Corporate / Commercial
18 October 2013
1 May 2014
3 February 2014
20 May 2014
9 September 2014
What’s it all about?
Corporate lawyers provide legal advice to companies on significant transactions affecting their businesses. Such transactions are of the kind that you would typically see detailed in the Financial Times, and can take many different forms:
Mergers and acquisitions (M&A)
This is where a company is bought or sold. There are many different reasons why a purchaser would want to buy a company, but the two main examples are either to grow an existing business (by buying a competitor) or to diversify by acquiring a different business to that which it currently operates.
There is also a distinction between public M&A and private M&A. A public deal involves the buyer ¬acquiring a company listed on a stock exchange (and therefore whose shares can be bought and sold by individuals, known as retail investors). In a private M&A deal the buyer acquires a company that is owned privately by a number of individuals. Therefore, one key difference between public and private M&A is that a private deal requires a willing seller, whereas in a public deal the directors of the target company may reject the offer from the buyer - in which case the buyer may still try to buy the ¬company anyway. This is known as a hostile takeover and such deals usually attract a lot of publicity.
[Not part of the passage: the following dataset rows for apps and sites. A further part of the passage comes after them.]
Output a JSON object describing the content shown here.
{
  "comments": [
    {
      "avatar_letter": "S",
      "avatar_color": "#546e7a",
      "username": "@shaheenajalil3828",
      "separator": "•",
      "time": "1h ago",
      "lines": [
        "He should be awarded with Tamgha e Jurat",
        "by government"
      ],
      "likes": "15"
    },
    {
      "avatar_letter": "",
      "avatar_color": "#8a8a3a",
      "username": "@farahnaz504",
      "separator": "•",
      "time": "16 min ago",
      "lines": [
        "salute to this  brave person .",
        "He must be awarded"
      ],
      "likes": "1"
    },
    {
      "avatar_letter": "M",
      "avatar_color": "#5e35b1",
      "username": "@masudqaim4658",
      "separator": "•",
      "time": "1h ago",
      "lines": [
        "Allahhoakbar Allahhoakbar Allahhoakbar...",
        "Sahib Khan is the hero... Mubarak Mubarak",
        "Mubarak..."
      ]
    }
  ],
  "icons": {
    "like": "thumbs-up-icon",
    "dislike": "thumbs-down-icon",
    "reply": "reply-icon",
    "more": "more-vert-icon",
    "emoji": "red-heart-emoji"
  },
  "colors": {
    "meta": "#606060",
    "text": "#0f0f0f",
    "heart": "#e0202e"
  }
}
Another distinction is that private deals tend to be less regulated than public deals.
Initial public offerings (IPOs)
An IPO involves the owners of a private company selling some of the shares in it to big financial ¬institutions (such as pension funds) and to retail investors by listing the company on a stock exchange, as a result of which it becomes known as a public company (or, in the UK, a “plc”). Again, there are different reasons why the owners of a private company would want to do this, but the two main reasons are either to enable them to raise money for themselves personally or to raise money in order to be able to expand the company’s operations and, hopefully, become more profitable as a result. Once a company’s shares are listed on the stock exchange it enables investors to buy and sell them at the price that is determined by the market.
Joint ventures (JVs)
A JV is where two or more parties enter into a form of business partnership. Both parties will contribute assets to the JV and will run it together as a separate business. A party may enter into a JV because it believes the business will be more successful if it is run in partnership with another party - if, for example, the two parties own different but complementary assets that can be contributed to the JV.
The working culture
Corporate law is mainly transaction-based. Therefore, the hours that corporate lawyers work can vary depending on the particular needs of the client and the stage the transaction is at. Corporate lawyers may well need to work late into the evening towards the final stages of a transaction and, while this can be quite demanding, it is extremely satisfying to help a client conclude a deal successfully.
Within a law firm itself, the emphasis is very much on teamwork. Corporate transactions are often large and complicated, with many different elements and workstreams. Working in a team is essential to be able to provide legal advice to a client in a timely and efficient manner to help get the deal done. Corporate lawyers often have to manage large teams of specialist lawyers in lots of different departments within their own law firm.
Corporate lawyers need to be able to analyse complicated legal issues and provide legal advice to a client in light of the legal rules and regulations, which will assist the client in achieving its commercial goal. An important skill is the ability to distil down complex areas of law into an easily digestible format for clients. Corporate lawyers also need to be able to draft legal agreements setting out the commercial deal, with the complexity of the agreement usually being determined by the complexity of the deal.
The corporate sector is constantly evolving and is inevitably affected by developments in the wider economy. As a result of the recent economic downturn companies have been finding it more difficult and expensive to borrow money from banks, resulting in them having to consider the deals they want to do and, if buying a business or significant assets, the price they are willing to pay.
Companies are also affected by changes to the legal regime governing them. The Companies Act 2006 has been coming into force in stages in the past few years, and has changed several areas relating to how businesses are run and what they can do.
Graham Phillips and Sumit Indwar, Managing Associates, Linklaters